Gordon Brown today announced a host of measures to ensure Britain would be a leader in global efforts to tackle climate change.
The chancellor's proposals included an extension of the European emissions trading scheme (ETS), new agreements with developing countries to produce biofuels and the expansion of a global fund to help energy efficiency in developing countries.
His announcement coincided with the publication of the Stern review into the economic impact of climate change, which warned that the world must invest one per cent of GDP to stem global warming. Taking no action could cost up to 20 times that, the report said.
Speaking at the launch of the review, Mr Brown said that whereas in the 20th century economic ambitions were based on achieving stable economic growth and full employment, in the 21st century the aim of environmental care must be added.
The benefits of a new environmental market were already evident - the sector was worth £16 billion and 170,000 jobs in 2001, but this rose to £25 billion and 400,000 jobs in 2004. A further 100,000 jobs are expected within the next ten years, Mr Brown said.
But he accepted more action must be taken, and confirmed that a climate change bill would be in the Queen's speech next month.
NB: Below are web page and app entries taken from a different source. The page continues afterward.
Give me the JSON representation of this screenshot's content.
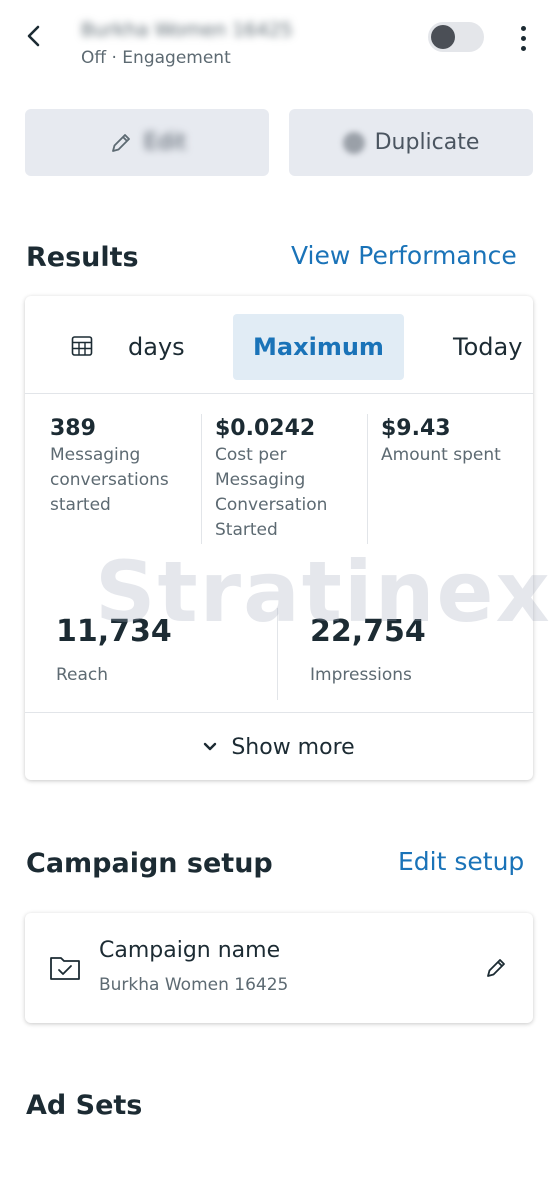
{
  "header": {
    "title": "Burkha Women 16425",
    "subtitle": "Off · Engagement"
  },
  "actions": {
    "edit_label": "Edit",
    "duplicate_label": "Duplicate"
  },
  "results": {
    "title": "Results",
    "view_performance": "View Performance",
    "tabs": {
      "days": "days",
      "maximum": "Maximum",
      "today": "Today"
    },
    "metrics": [
      {
        "value": "389",
        "label": "Messaging conversations started"
      },
      {
        "value": "$0.0242",
        "label": "Cost per Messaging Conversation Started"
      },
      {
        "value": "$9.43",
        "label": "Amount spent"
      }
    ],
    "big_metrics": [
      {
        "value": "11,734",
        "label": "Reach"
      },
      {
        "value": "22,754",
        "label": "Impressions"
      }
    ],
    "show_more": "Show more"
  },
  "watermark": "Stratinex",
  "campaign_setup": {
    "title": "Campaign setup",
    "edit_link": "Edit setup",
    "name_label": "Campaign name",
    "name_value": "Burkha Women 16425"
  },
  "ad_sets": {
    "title": "Ad Sets"
  },
  "colors": {
    "accent": "#1a73b8",
    "active_tab_bg": "#e1ecf5",
    "button_bg": "#e7eaf0"
  }
}
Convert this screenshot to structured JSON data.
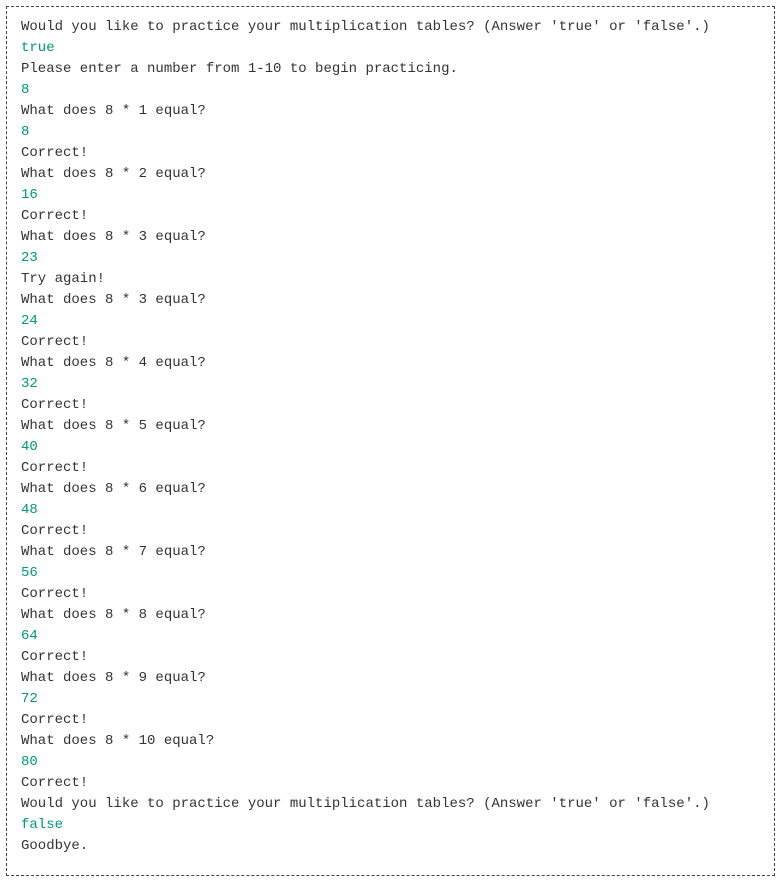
{
  "lines": [
    {
      "text": "Would you like to practice your multiplication tables? (Answer 'true' or 'false'.)",
      "type": "output"
    },
    {
      "text": "true",
      "type": "input"
    },
    {
      "text": "Please enter a number from 1-10 to begin practicing.",
      "type": "output"
    },
    {
      "text": "8",
      "type": "input"
    },
    {
      "text": "What does 8 * 1 equal?",
      "type": "output"
    },
    {
      "text": "8",
      "type": "input"
    },
    {
      "text": "Correct!",
      "type": "output"
    },
    {
      "text": "What does 8 * 2 equal?",
      "type": "output"
    },
    {
      "text": "16",
      "type": "input"
    },
    {
      "text": "Correct!",
      "type": "output"
    },
    {
      "text": "What does 8 * 3 equal?",
      "type": "output"
    },
    {
      "text": "23",
      "type": "input"
    },
    {
      "text": "Try again!",
      "type": "output"
    },
    {
      "text": "What does 8 * 3 equal?",
      "type": "output"
    },
    {
      "text": "24",
      "type": "input"
    },
    {
      "text": "Correct!",
      "type": "output"
    },
    {
      "text": "What does 8 * 4 equal?",
      "type": "output"
    },
    {
      "text": "32",
      "type": "input"
    },
    {
      "text": "Correct!",
      "type": "output"
    },
    {
      "text": "What does 8 * 5 equal?",
      "type": "output"
    },
    {
      "text": "40",
      "type": "input"
    },
    {
      "text": "Correct!",
      "type": "output"
    },
    {
      "text": "What does 8 * 6 equal?",
      "type": "output"
    },
    {
      "text": "48",
      "type": "input"
    },
    {
      "text": "Correct!",
      "type": "output"
    },
    {
      "text": "What does 8 * 7 equal?",
      "type": "output"
    },
    {
      "text": "56",
      "type": "input"
    },
    {
      "text": "Correct!",
      "type": "output"
    },
    {
      "text": "What does 8 * 8 equal?",
      "type": "output"
    },
    {
      "text": "64",
      "type": "input"
    },
    {
      "text": "Correct!",
      "type": "output"
    },
    {
      "text": "What does 8 * 9 equal?",
      "type": "output"
    },
    {
      "text": "72",
      "type": "input"
    },
    {
      "text": "Correct!",
      "type": "output"
    },
    {
      "text": "What does 8 * 10 equal?",
      "type": "output"
    },
    {
      "text": "80",
      "type": "input"
    },
    {
      "text": "Correct!",
      "type": "output"
    },
    {
      "text": "Would you like to practice your multiplication tables? (Answer 'true' or 'false'.)",
      "type": "output"
    },
    {
      "text": "false",
      "type": "input"
    },
    {
      "text": "Goodbye.",
      "type": "output"
    }
  ]
}
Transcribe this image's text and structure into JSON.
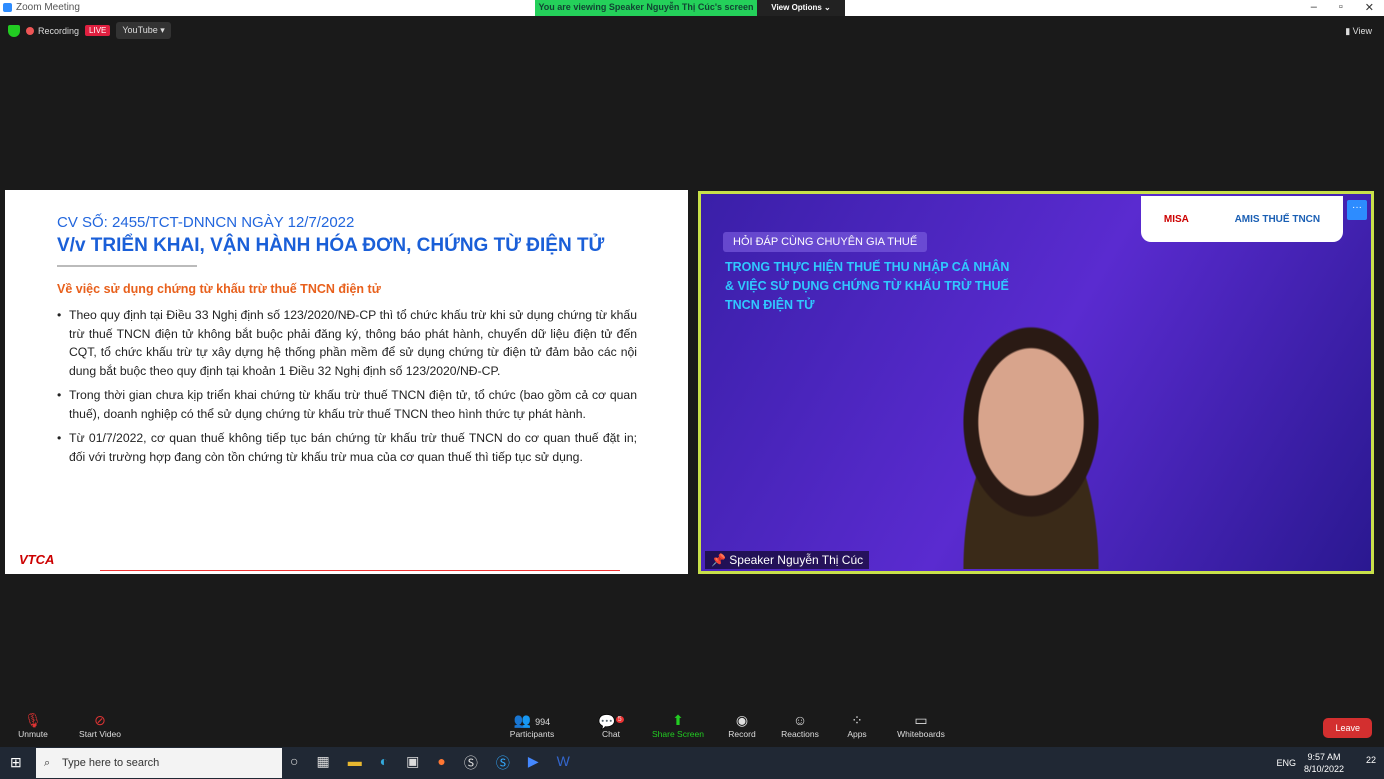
{
  "window": {
    "title": "Zoom Meeting",
    "banner": "You are viewing Speaker Nguyễn Thị Cúc's screen",
    "view_options": "View Options ⌄",
    "controls": [
      "–",
      "▫",
      "✕"
    ]
  },
  "topbar": {
    "recording": "Recording",
    "live": "LIVE",
    "stream": "YouTube ▾",
    "view": "▮ View"
  },
  "slide": {
    "cv": "CV SỐ: 2455/TCT-DNNCN NGÀY 12/7/2022",
    "heading": "V/v TRIỂN KHAI, VẬN HÀNH HÓA ĐƠN, CHỨNG TỪ ĐIỆN TỬ",
    "subheading": "Về việc sử dụng chứng từ khấu trừ thuế TNCN điện tử",
    "bullets": [
      "Theo quy định tại Điều 33 Nghị định số 123/2020/NĐ-CP thì tổ chức khấu trừ khi sử dụng chứng từ khấu trừ thuế TNCN điện tử không bắt buộc phải đăng ký, thông báo phát hành, chuyển dữ liệu điện tử đến CQT, tổ chức khấu trừ tự xây dựng hệ thống phần mềm để sử dụng chứng từ điện tử đảm bảo các nội dung bắt buộc theo quy định tại khoản 1 Điều 32 Nghị định số 123/2020/NĐ-CP.",
      "Trong thời gian chưa kịp triển khai chứng từ khấu trừ thuế TNCN điện tử, tổ chức (bao gồm cả cơ quan thuế), doanh nghiệp có thể sử dụng chứng từ khấu trừ thuế TNCN theo hình thức tự phát hành.",
      "Từ 01/7/2022, cơ quan thuế không tiếp tục bán chứng từ khấu trừ thuế TNCN do cơ quan thuế đặt in; đối với trường hợp đang còn tồn chứng từ khấu trừ mua của cơ quan thuế thì tiếp tục sử dụng."
    ],
    "logo": "VTCA"
  },
  "video": {
    "pill": "HỎI ĐÁP CÙNG CHUYÊN GIA THUẾ",
    "lines": [
      "TRONG THỰC HIỆN THUẾ THU NHẬP CÁ NHÂN",
      "& VIỆC SỬ DỤNG CHỨNG TỪ KHẤU TRỪ THUẾ",
      "TNCN ĐIỆN TỬ"
    ],
    "logo1": "MISA",
    "logo2": "AMIS THUẾ TNCN",
    "more": "···",
    "name": "Speaker Nguyễn Thị Cúc"
  },
  "toolbar": {
    "unmute": "Unmute",
    "start_video": "Start Video",
    "participants": "Participants",
    "participant_count": "994",
    "chat": "Chat",
    "chat_badge": "5",
    "share": "Share Screen",
    "record": "Record",
    "reactions": "Reactions",
    "apps": "Apps",
    "whiteboards": "Whiteboards",
    "leave": "Leave"
  },
  "taskbar": {
    "search_placeholder": "Type here to search",
    "lang": "ENG",
    "time": "9:57 AM",
    "date": "8/10/2022",
    "notif": "22"
  }
}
This would put into law the target to cut emissions by 60 per cent on 1990 levels by 2050 and create a new independent watchdog.
However, individual countries could only do so much, Mr Brown said. Earlier, Tony Blair noted that Britain only produced two per cent of the world's emissions and if these were eradicated, China's growth would wipe out the difference in less than two years.
The chancellor said that in the same way as world leaders decided 60 years ago that international cooperation was the best way to solve their economic challenges, so today, "international cooperation and consensus at home is again the only way forward".
"Working apart we will surely fail, but working together we can succeed. Our children will not excuse a failure of political will to do so. But with strong leadership we can rise to this challenge," Mr Brown said.
The European Union ETS currently accounts for half of all UK and EU emissions, but the chancellor said today Britain would be pressing for its expansion into new sectors, including aviation, and for it to link up with other ETS schemes around the world.
This would create a "truly global carbon market" where low-carbon activities would be cheaper than high-carbon activities, he said. In addition, the government announced its intention to reach some agreement on a replacement for the Kyoto protocol by next year.
However, the Stern review warns the effects of climate change - floods and shortages of food and water - would hit the poorest countries the hardest, and today the chancellor announced a raft of new measures to help the developing world.
The World Bank has already committed $900 million to lend to poorer countries for energy efficiency measures and investment in renewables, but Mr Brown today revealed a new target of getting $20 billion in the fund.
Britain has set up a joint task force with Brazil, South Africa and Mozambique to promote the development of sustainable biofuels - made from palm and rape oils among others - in southern Africa.
A new partnership has also been set up with Brazil, Papua New Guinea and Costa Rica to promote sustainable forestry - the decimation of the rainforests contributes more to global emissions than the entire transport sector.